--- Supplied data Enclosed Below ---
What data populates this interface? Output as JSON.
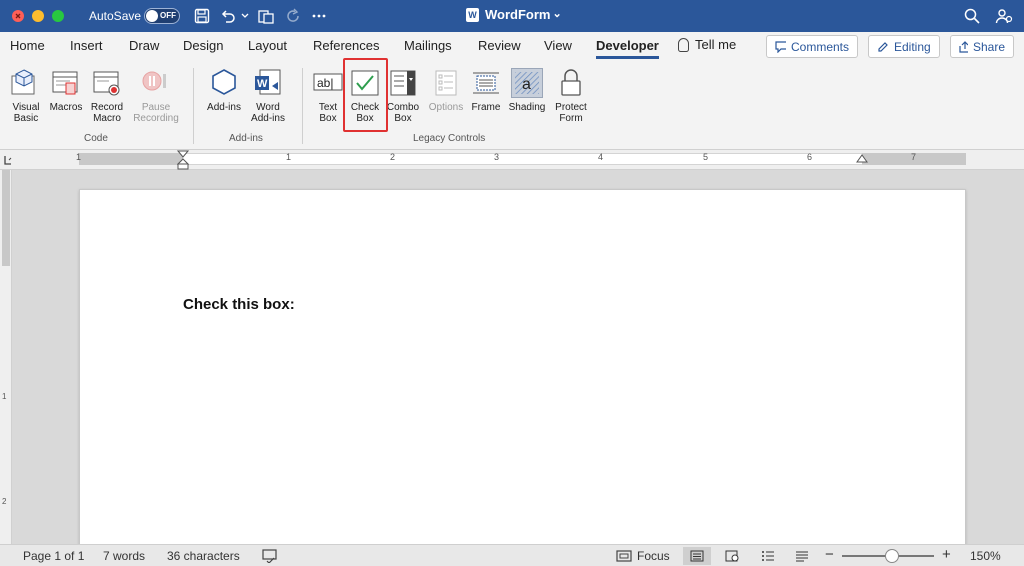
{
  "titlebar": {
    "autosave_label": "AutoSave",
    "autosave_state": "OFF",
    "doc_title": "WordForm",
    "doc_title_chevron": "⌄",
    "word_icon_letter": "W"
  },
  "tabs": [
    {
      "label": "Home"
    },
    {
      "label": "Insert"
    },
    {
      "label": "Draw"
    },
    {
      "label": "Design"
    },
    {
      "label": "Layout"
    },
    {
      "label": "References"
    },
    {
      "label": "Mailings"
    },
    {
      "label": "Review"
    },
    {
      "label": "View"
    },
    {
      "label": "Developer"
    }
  ],
  "tell_me": "Tell me",
  "ribbon_buttons": {
    "comments": "Comments",
    "editing": "Editing",
    "share": "Share"
  },
  "groups": {
    "code": {
      "label": "Code",
      "commands": {
        "visual_basic": [
          "Visual",
          "Basic"
        ],
        "macros": "Macros",
        "record_macro": [
          "Record",
          "Macro"
        ],
        "pause_recording": [
          "Pause",
          "Recording"
        ]
      }
    },
    "addins": {
      "label": "Add-ins",
      "commands": {
        "addins": "Add-ins",
        "word_addins": [
          "Word",
          "Add-ins"
        ]
      }
    },
    "legacy": {
      "label": "Legacy Controls",
      "commands": {
        "text_box": [
          "Text",
          "Box"
        ],
        "check_box": [
          "Check",
          "Box"
        ],
        "combo_box": [
          "Combo",
          "Box"
        ],
        "options": "Options",
        "frame": "Frame",
        "shading": "Shading",
        "protect_form": [
          "Protect",
          "Form"
        ]
      },
      "text_box_icon": "ab|",
      "shading_icon": "a"
    }
  },
  "ruler": {
    "numbers": [
      "1",
      "1",
      "2",
      "3",
      "4",
      "5",
      "6",
      "7"
    ]
  },
  "vertical_ruler": {
    "numbers": [
      "1",
      "2"
    ]
  },
  "document": {
    "text": "Check this box:"
  },
  "status": {
    "page": "Page 1 of 1",
    "words": "7 words",
    "characters": "36 characters",
    "focus": "Focus",
    "zoom": "150%",
    "zoom_minus": "−",
    "zoom_plus": "+",
    "zoom_level": 0.55
  },
  "colors": {
    "brand": "#2b579a",
    "highlight": "#e03131"
  }
}
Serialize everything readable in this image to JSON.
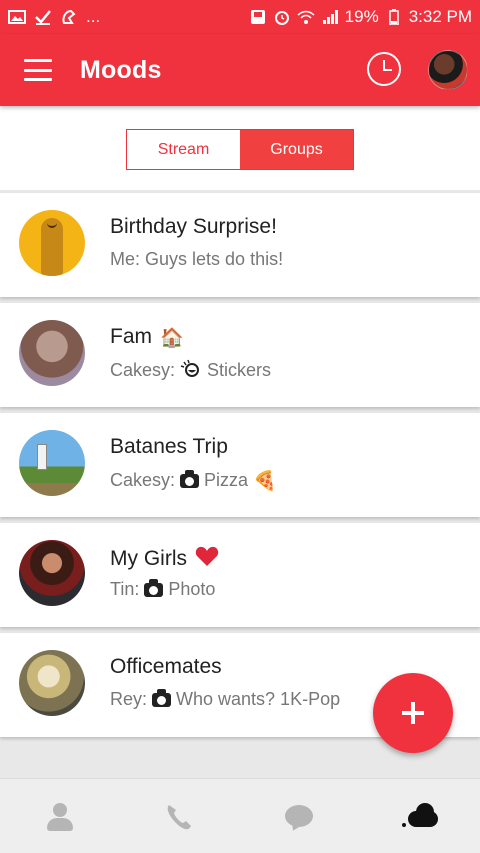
{
  "status_bar": {
    "left_icons": [
      "gallery-icon",
      "check-icon",
      "notification-icon",
      "more-icon"
    ],
    "more_text": "...",
    "right_icons": [
      "save-icon",
      "alarm-icon",
      "wifi-icon",
      "signal-icon",
      "battery-icon"
    ],
    "battery": "19%",
    "time": "3:32 PM"
  },
  "app_bar": {
    "title": "Moods",
    "menu_icon": "hamburger-menu-icon",
    "history_icon": "clock-icon"
  },
  "tabs": [
    {
      "label": "Stream",
      "active": false
    },
    {
      "label": "Groups",
      "active": true
    }
  ],
  "groups": [
    {
      "name": "Birthday Surprise!",
      "sender": "Me:",
      "message": "Guys lets do this!",
      "name_emoji": "",
      "media_icon": "",
      "message_emoji": ""
    },
    {
      "name": "Fam",
      "name_emoji": "🏠",
      "sender": "Cakesy:",
      "media_icon": "sticker-icon",
      "message": "Stickers",
      "message_emoji": ""
    },
    {
      "name": "Batanes Trip",
      "name_emoji": "",
      "sender": "Cakesy:",
      "media_icon": "camera-icon",
      "message": "Pizza",
      "message_emoji": "🍕"
    },
    {
      "name": "My Girls",
      "name_emoji": "❤️",
      "sender": "Tin:",
      "media_icon": "camera-icon",
      "message": "Photo",
      "message_emoji": ""
    },
    {
      "name": "Officemates",
      "name_emoji": "",
      "sender": "Rey:",
      "media_icon": "camera-icon",
      "message": "Who wants? 1K-Pop",
      "message_emoji": ""
    }
  ],
  "fab": {
    "icon": "plus-icon"
  },
  "bottom_nav": [
    {
      "icon": "person-icon",
      "active": false
    },
    {
      "icon": "phone-icon",
      "active": false
    },
    {
      "icon": "chat-icon",
      "active": false
    },
    {
      "icon": "cloud-icon",
      "active": true
    }
  ],
  "colors": {
    "accent": "#f0323f",
    "text": "#222222",
    "subtext": "#777777",
    "background": "#e8e8e8"
  }
}
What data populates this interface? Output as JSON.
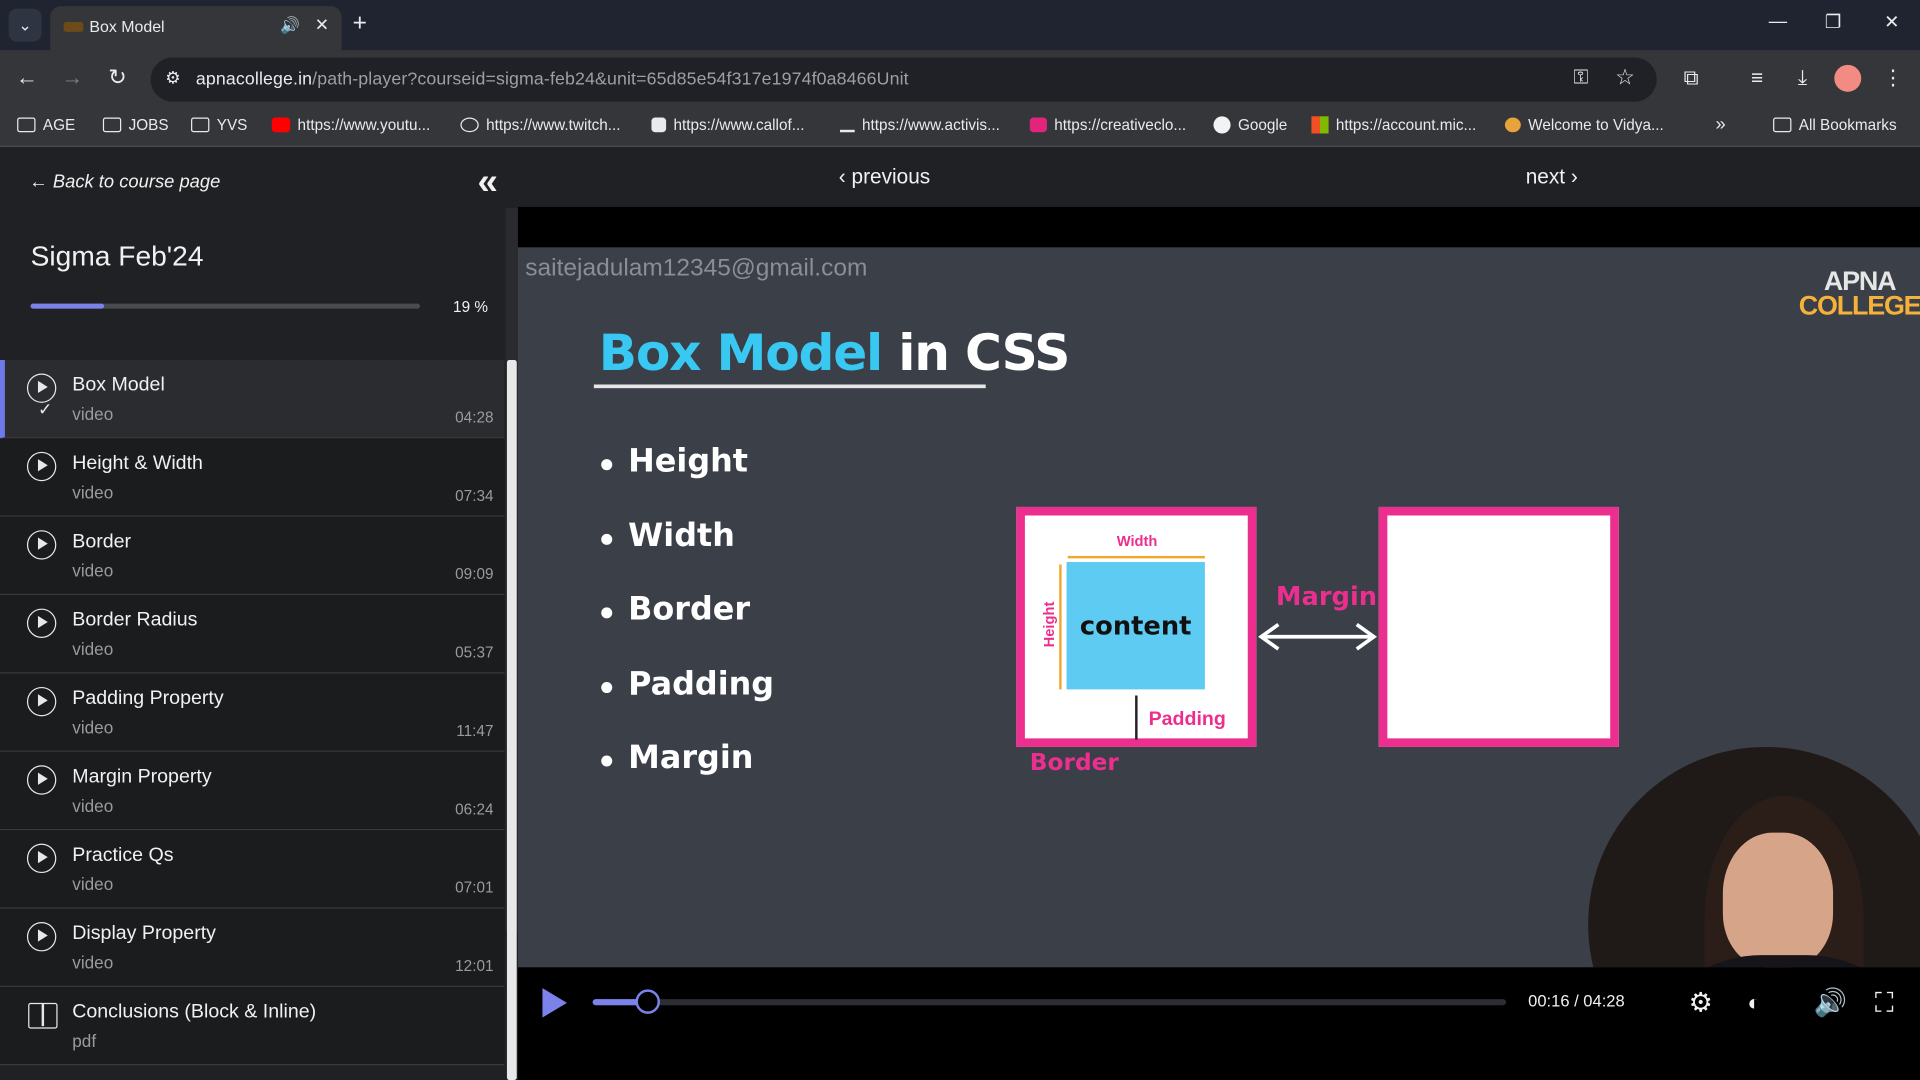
{
  "browser": {
    "tab_title": "Box Model",
    "url_host": "apnacollege.in",
    "url_path": "/path-player?courseid=sigma-feb24&unit=65d85e54f317e1974f0a8466Unit",
    "bookmarks": [
      {
        "label": "AGE",
        "icon": "folder-icon"
      },
      {
        "label": "JOBS",
        "icon": "folder-icon"
      },
      {
        "label": "YVS",
        "icon": "folder-icon"
      },
      {
        "label": "https://www.youtu...",
        "icon": "youtube-icon"
      },
      {
        "label": "https://www.twitch...",
        "icon": "globe-icon"
      },
      {
        "label": "https://www.callof...",
        "icon": "callofduty-icon"
      },
      {
        "label": "https://www.activis...",
        "icon": "activision-icon"
      },
      {
        "label": "https://creativeclo...",
        "icon": "creativecloud-icon"
      },
      {
        "label": "Google",
        "icon": "google-icon"
      },
      {
        "label": "https://account.mic...",
        "icon": "microsoft-icon"
      },
      {
        "label": "Welcome to Vidya...",
        "icon": "vidya-icon"
      }
    ],
    "more_bookmarks": "»",
    "all_bookmarks": "All Bookmarks"
  },
  "sidebar": {
    "back_label": "Back to course page",
    "course_title": "Sigma Feb'24",
    "progress_percent": 19,
    "progress_label": "19 %",
    "items": [
      {
        "name": "Box Model",
        "kind": "video",
        "duration": "04:28",
        "active": true,
        "completed": true
      },
      {
        "name": "Height & Width",
        "kind": "video",
        "duration": "07:34"
      },
      {
        "name": "Border",
        "kind": "video",
        "duration": "09:09"
      },
      {
        "name": "Border Radius",
        "kind": "video",
        "duration": "05:37"
      },
      {
        "name": "Padding Property",
        "kind": "video",
        "duration": "11:47"
      },
      {
        "name": "Margin Property",
        "kind": "video",
        "duration": "06:24"
      },
      {
        "name": "Practice Qs",
        "kind": "video",
        "duration": "07:01"
      },
      {
        "name": "Display Property",
        "kind": "video",
        "duration": "12:01"
      },
      {
        "name": "Conclusions (Block & Inline)",
        "kind": "pdf",
        "duration": ""
      }
    ]
  },
  "player": {
    "previous_label": "previous",
    "next_label": "next",
    "watermark": "saitejadulam12345@gmail.com",
    "brand_line1": "APNA",
    "brand_line2": "COLLEGE",
    "slide": {
      "title_part1": "Box Model",
      "title_part2": "in CSS",
      "bullets": [
        "Height",
        "Width",
        "Border",
        "Padding",
        "Margin"
      ],
      "diagram": {
        "content": "content",
        "width": "Width",
        "height": "Height",
        "padding": "Padding",
        "border": "Border",
        "margin": "Margin"
      }
    },
    "time_display": "00:16 / 04:28",
    "played_fraction": 0.06
  },
  "colors": {
    "accent": "#7b83eb",
    "slide_pink": "#ec2f8e",
    "slide_cyan": "#38c8f2"
  }
}
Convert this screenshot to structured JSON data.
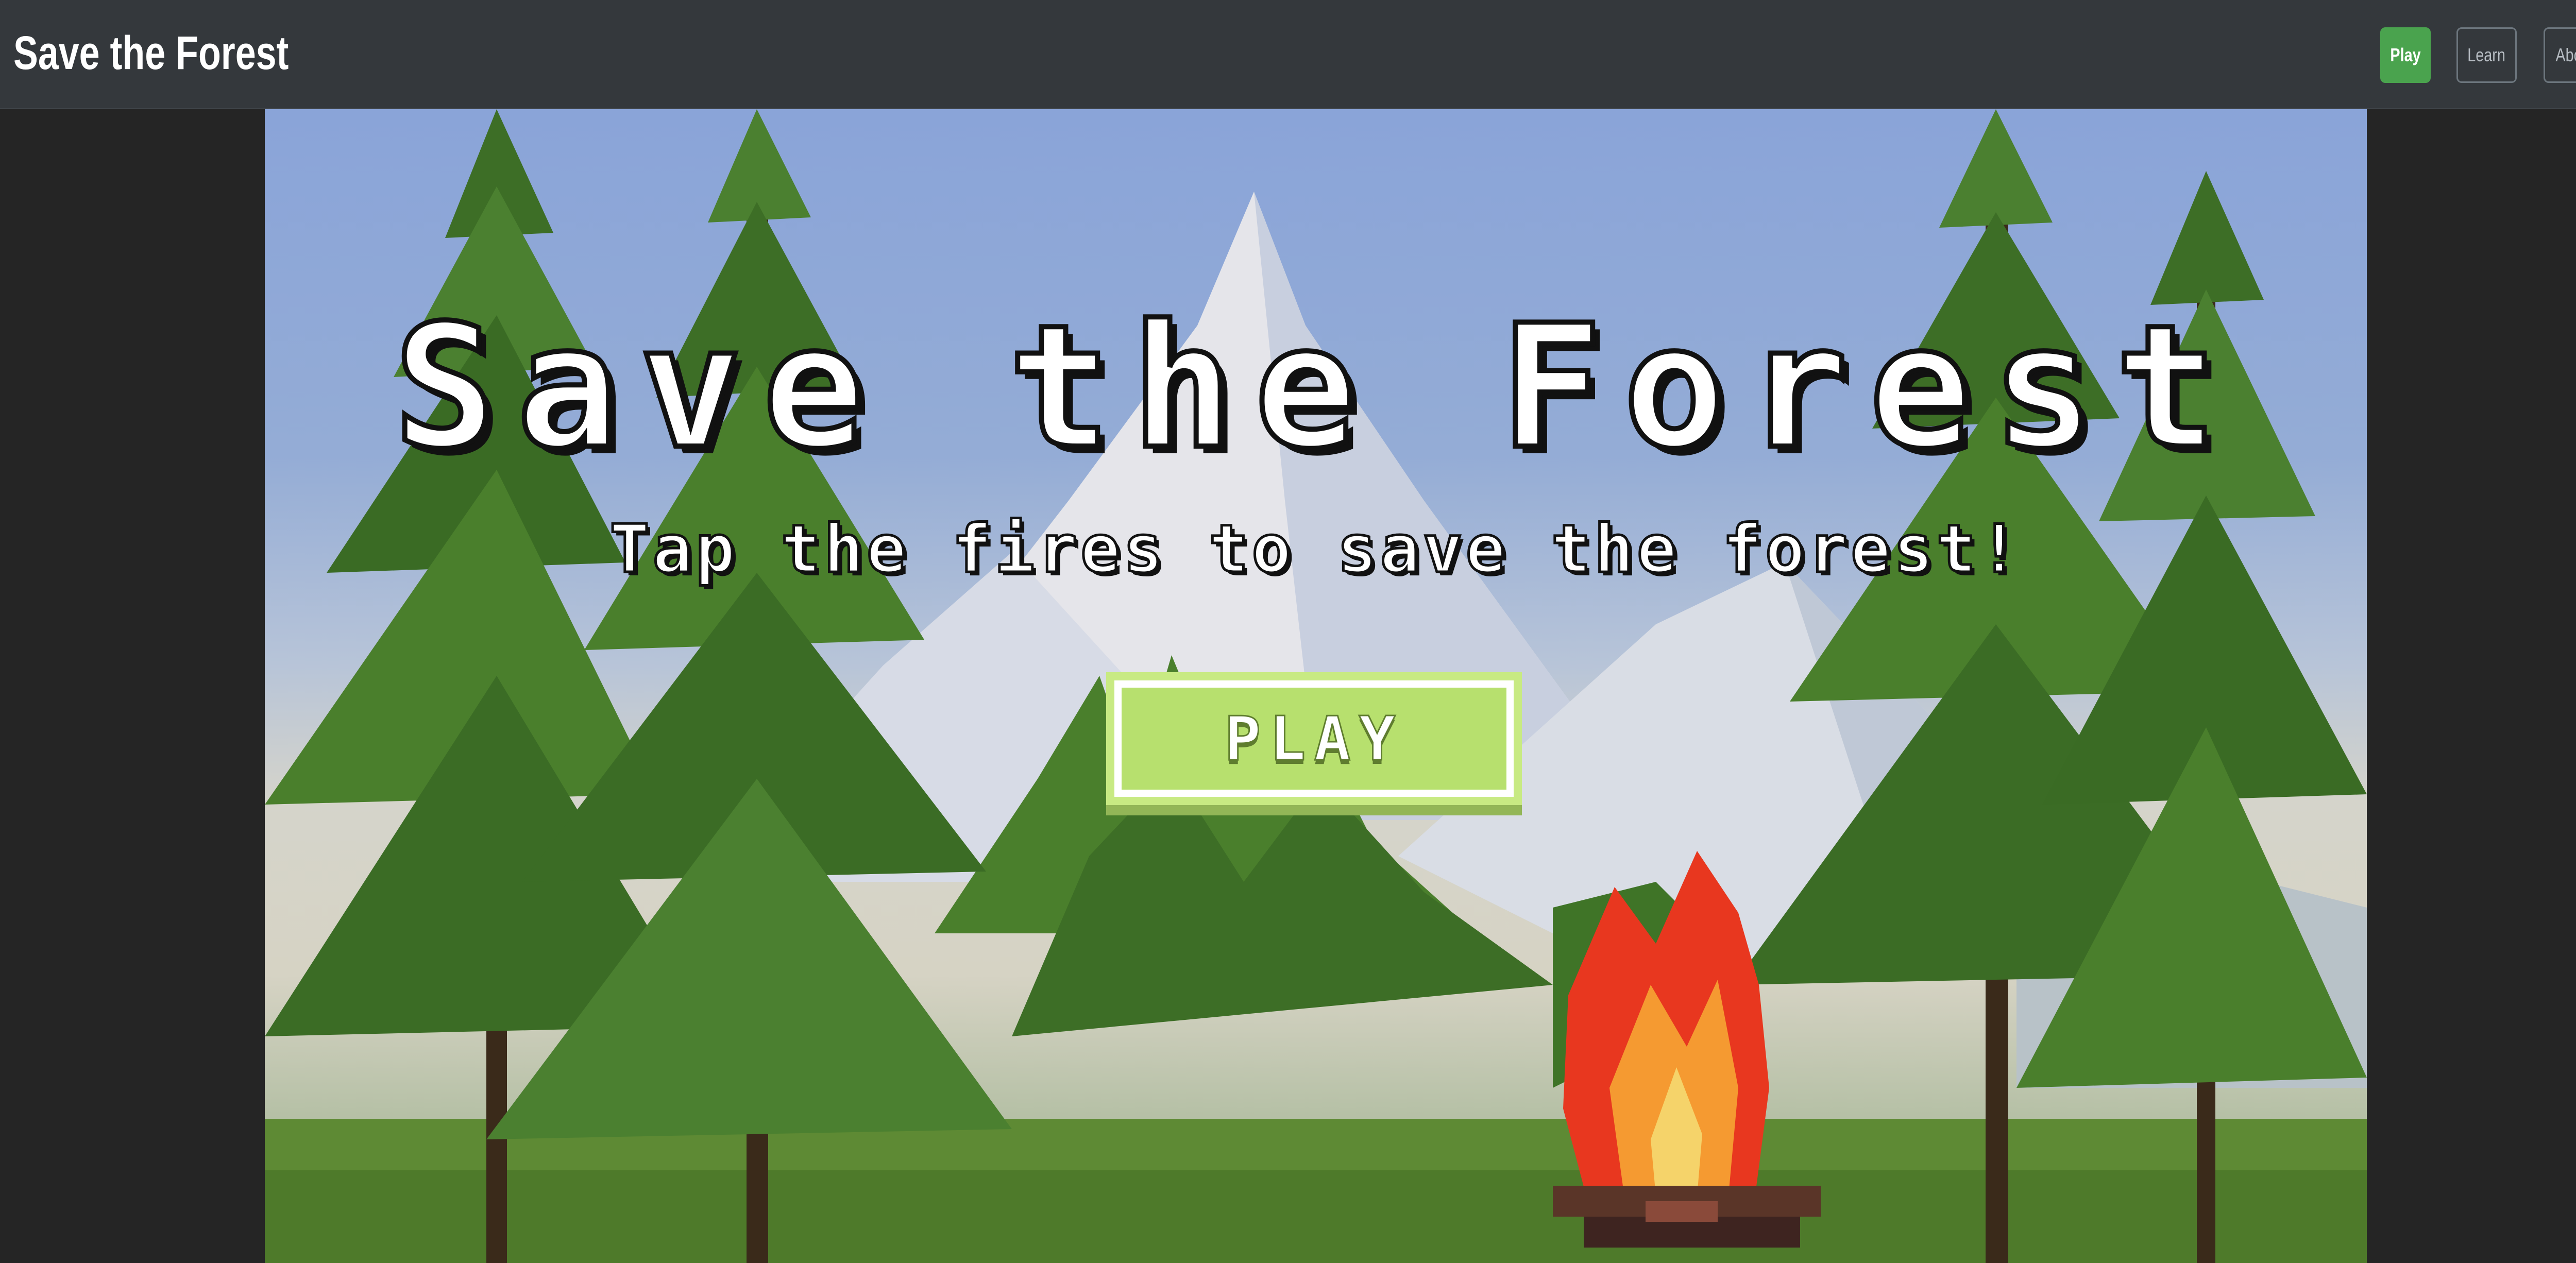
{
  "nav": {
    "brand": "Save the Forest",
    "buttons": [
      {
        "label": "Play",
        "active": true
      },
      {
        "label": "Learn",
        "active": false
      },
      {
        "label": "About",
        "active": false
      }
    ]
  },
  "game": {
    "title": "Save the Forest",
    "subtitle": "Tap the fires to save the forest!",
    "play_label": "PLAY",
    "scene_items": [
      "mountain",
      "pine-tree",
      "campfire",
      "grass"
    ]
  },
  "colors": {
    "navbar": "#34383c",
    "page_background": "#252525",
    "active_button": "#4aa34e",
    "play_button": "#b7e06e",
    "sky": "#8aa4d8",
    "tree_dark": "#2f5a1f",
    "tree_light": "#4f8a2c",
    "fire_red": "#e8371f",
    "fire_orange": "#f59a31",
    "fire_yellow": "#f5d36a"
  }
}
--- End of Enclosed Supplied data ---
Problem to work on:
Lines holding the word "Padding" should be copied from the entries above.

Exercise solution:
        "name": "Padding Property",
        "Padding",
        "padding": "Padding",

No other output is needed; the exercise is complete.